The Swan E115-22 is an electrically-powered airplane of 115 kilograms (253 pounds) empty weight powered by a 22-horsepower motor. That empty weight puts it solidly into U. S. FAR Part 103 territory and SSDR (single-seat deregulated) requirements in Great Britain, and a 120 kilogram (264 pound) version complies with Regulation 120 in Germany. Maximum takeoff weight is 300 kilograms (660 pounds), heavier than the 524 pounds Part 103 allows, and possible legal depending on how local FAA inspectors view batteries as part of empty or total weight.
Designers chose a high-wing, tractor-propeller configuration to help keep newcomers out of trouble, and crafted a nicely streamlined pod and boom with neatly faired landing gear. This helps enclose the pilot, “…For smooth, pleasant flights without a heavy and expensive helmet and eases flights in low temperature weather conditions with no need of a sophisticated costume.” Pilots sit on the center of gravity, allowing for a variety of sizes and shapes, with no adjustments required other than to seatbelt and shoulder harness to go aviating. The airplane can accommodate those up to two meters (six feet, six inches) tall. Cockpit comfort is given a high priority, with cooling ventilation for warm days and an optional heater available for cooler climes. The video shows the Swan at the 2015 Aero, but disappointingly shows only the gasoline-fueled version. Curiously, coverage of the Swan starts at 50 seconds.

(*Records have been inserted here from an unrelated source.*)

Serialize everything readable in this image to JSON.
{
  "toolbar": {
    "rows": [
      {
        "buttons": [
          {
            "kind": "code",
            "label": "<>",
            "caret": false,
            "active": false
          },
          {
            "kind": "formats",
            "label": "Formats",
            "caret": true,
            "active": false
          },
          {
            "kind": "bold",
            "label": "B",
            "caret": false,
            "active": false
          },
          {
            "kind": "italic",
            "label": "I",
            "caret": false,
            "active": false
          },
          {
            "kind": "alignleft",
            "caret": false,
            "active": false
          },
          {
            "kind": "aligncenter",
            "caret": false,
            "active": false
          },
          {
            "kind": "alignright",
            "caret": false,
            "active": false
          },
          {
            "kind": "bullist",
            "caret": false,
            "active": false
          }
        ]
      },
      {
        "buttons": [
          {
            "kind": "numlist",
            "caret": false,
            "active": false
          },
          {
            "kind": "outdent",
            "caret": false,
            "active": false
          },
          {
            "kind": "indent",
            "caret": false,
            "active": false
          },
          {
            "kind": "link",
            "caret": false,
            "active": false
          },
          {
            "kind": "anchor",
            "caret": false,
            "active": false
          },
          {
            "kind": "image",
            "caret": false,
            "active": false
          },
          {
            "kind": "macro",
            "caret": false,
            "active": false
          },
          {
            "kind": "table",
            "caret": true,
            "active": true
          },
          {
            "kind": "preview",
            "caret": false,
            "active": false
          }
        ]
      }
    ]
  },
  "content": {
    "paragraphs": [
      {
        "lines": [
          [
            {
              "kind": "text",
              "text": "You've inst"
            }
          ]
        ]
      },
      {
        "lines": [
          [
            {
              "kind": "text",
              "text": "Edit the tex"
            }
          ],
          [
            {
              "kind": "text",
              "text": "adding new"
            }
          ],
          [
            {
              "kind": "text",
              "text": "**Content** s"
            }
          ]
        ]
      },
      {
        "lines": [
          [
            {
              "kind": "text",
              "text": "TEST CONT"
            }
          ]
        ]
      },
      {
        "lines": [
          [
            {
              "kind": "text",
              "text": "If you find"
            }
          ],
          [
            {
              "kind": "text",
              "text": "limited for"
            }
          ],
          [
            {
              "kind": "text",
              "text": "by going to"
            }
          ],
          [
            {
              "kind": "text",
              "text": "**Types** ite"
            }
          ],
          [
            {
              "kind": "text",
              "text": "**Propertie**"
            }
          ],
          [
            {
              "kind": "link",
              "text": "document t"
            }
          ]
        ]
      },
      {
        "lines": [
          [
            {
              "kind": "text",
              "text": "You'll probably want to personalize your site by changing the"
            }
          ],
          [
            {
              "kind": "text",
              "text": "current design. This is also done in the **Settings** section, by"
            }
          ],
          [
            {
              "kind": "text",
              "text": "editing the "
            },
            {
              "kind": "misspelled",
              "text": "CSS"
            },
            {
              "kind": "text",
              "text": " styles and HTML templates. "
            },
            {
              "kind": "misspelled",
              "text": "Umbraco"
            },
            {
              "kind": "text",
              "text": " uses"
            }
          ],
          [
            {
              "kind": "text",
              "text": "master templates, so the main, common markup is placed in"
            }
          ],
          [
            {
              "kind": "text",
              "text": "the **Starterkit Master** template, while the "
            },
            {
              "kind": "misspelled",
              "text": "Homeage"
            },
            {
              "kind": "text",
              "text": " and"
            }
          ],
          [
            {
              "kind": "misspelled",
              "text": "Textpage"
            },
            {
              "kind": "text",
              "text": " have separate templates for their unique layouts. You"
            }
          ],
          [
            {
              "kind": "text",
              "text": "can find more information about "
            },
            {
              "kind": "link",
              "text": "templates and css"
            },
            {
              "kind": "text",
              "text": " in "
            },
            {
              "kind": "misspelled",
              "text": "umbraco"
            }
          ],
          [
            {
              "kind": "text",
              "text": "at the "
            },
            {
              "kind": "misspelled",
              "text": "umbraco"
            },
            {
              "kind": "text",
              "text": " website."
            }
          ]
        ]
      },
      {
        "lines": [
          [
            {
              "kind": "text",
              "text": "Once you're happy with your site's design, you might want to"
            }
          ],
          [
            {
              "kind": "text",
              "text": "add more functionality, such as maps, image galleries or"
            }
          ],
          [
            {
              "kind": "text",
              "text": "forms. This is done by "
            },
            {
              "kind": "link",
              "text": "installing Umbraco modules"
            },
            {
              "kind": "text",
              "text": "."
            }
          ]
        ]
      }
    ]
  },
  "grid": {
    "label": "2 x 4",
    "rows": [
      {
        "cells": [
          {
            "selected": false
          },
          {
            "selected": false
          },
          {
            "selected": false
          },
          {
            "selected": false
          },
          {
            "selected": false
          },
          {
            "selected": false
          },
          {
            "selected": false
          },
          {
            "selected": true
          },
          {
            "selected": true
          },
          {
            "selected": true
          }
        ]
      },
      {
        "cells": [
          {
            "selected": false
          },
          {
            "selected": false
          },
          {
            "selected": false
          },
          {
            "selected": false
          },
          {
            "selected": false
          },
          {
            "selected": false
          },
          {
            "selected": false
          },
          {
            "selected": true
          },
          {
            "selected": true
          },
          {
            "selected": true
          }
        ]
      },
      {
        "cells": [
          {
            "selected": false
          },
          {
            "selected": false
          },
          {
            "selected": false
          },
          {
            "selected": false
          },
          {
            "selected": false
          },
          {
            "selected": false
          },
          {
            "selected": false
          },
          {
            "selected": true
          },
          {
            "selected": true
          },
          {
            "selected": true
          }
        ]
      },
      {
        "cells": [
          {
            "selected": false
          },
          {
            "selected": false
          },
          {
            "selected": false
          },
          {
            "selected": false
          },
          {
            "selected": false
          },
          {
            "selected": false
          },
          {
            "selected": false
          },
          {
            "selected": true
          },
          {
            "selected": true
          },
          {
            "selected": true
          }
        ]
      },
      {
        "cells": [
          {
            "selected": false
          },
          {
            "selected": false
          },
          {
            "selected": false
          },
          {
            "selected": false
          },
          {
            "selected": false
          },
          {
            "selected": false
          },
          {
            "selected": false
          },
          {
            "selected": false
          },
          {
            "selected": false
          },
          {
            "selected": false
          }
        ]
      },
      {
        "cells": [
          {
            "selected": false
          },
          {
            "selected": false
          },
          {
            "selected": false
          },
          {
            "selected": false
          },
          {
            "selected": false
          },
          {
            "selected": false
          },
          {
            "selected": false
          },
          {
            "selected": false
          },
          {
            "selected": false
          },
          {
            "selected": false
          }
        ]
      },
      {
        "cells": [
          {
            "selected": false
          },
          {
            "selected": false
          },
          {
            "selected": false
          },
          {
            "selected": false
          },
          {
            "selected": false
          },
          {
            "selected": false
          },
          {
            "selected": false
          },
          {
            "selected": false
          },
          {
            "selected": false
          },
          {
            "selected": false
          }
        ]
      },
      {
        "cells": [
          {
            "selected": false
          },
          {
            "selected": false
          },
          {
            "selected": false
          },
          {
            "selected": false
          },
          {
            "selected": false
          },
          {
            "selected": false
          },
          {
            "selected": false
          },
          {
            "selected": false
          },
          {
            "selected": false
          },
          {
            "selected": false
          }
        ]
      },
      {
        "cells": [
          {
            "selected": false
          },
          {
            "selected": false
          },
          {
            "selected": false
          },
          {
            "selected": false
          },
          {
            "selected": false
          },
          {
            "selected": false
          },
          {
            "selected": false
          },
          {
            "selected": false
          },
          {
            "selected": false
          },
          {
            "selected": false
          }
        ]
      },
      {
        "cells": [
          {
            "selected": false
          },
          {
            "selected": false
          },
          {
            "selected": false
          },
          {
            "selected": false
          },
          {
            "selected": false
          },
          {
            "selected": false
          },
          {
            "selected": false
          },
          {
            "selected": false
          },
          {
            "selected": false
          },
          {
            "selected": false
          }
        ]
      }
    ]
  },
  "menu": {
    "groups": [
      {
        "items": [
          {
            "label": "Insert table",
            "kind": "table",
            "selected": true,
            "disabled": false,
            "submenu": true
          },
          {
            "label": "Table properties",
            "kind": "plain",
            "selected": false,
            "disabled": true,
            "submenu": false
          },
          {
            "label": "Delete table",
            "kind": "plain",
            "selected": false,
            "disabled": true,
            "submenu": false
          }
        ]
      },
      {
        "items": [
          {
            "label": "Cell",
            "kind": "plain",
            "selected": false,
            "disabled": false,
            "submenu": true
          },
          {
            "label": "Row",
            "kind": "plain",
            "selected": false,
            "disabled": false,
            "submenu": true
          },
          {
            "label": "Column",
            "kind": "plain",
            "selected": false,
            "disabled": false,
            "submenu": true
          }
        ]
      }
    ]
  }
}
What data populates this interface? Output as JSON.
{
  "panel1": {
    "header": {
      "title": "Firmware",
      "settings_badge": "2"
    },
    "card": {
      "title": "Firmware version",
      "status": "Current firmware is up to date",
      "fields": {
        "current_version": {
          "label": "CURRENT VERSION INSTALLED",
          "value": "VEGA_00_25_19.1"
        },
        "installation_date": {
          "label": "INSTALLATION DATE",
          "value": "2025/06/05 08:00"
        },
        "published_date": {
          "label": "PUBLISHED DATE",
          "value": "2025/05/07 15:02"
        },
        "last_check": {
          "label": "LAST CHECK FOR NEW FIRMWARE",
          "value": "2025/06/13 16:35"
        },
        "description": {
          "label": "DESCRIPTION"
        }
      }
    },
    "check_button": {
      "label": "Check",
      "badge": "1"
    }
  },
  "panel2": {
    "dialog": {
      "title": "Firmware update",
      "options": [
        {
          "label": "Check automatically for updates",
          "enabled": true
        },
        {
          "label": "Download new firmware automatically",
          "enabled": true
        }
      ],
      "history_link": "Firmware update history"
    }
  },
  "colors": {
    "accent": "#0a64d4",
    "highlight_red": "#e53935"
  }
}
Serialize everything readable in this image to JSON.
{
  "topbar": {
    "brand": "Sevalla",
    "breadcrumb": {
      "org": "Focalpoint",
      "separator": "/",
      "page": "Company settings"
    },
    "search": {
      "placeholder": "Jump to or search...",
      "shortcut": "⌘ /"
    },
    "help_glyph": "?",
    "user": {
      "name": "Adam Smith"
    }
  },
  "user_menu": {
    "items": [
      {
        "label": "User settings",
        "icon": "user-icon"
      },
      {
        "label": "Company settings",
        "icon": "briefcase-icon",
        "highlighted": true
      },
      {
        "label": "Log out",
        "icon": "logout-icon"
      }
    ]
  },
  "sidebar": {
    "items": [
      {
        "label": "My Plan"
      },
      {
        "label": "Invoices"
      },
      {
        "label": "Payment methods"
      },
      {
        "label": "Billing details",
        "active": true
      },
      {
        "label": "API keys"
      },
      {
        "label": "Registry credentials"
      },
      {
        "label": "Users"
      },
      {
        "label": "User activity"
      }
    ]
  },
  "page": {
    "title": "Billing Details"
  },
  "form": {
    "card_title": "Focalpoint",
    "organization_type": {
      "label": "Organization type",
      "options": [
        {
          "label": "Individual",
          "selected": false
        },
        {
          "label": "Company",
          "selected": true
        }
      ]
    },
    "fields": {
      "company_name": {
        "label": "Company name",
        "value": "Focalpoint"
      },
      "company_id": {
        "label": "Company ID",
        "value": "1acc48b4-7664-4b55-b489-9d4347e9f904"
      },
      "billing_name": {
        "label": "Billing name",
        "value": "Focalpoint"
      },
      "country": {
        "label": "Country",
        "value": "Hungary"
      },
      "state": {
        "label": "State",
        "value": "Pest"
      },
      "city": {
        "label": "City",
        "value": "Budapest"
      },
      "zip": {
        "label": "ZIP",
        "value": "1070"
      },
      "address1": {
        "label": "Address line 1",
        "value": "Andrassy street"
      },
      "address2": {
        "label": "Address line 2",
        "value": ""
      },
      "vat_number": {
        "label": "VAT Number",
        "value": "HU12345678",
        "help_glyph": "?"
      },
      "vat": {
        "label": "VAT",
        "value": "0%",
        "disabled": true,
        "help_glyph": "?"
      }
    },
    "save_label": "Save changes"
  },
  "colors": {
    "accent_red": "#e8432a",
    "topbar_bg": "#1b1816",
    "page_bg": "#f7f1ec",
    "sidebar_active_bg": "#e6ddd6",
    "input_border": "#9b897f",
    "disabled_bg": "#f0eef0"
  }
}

Swan can manage four positive G’s and two negative, its lightweight carbon and aramid fibers and high-strength aluminum carefully chosen for each segment of the structure. Flaperons are 25-percent of the wing chord and cover much of the trailing edge. They move up a negative five degrees, enabling a cruise speed well above Part 103 maximums, but well within European limits. Downward travel of 30 degrees slows landing speeds to well within Part 103 parameters.
Power on the model displayed at Aero is an Eck/Geiger 16-kilowatt (22 horsepower) single-rotor unit which has a controller and battery packs well suited to the ultralight market.
When more such airplanes become available at prices more in line with people’s budgets for recreational flying (much like Chip Erwin’s Personal Sport Aircraft), we will see greater sales, especially if regulatory constraints are reasonable. A craft such as the Swan would be an attractive vehicle for weekend adventurers, and group ownership might expand such opportunities to the larger community.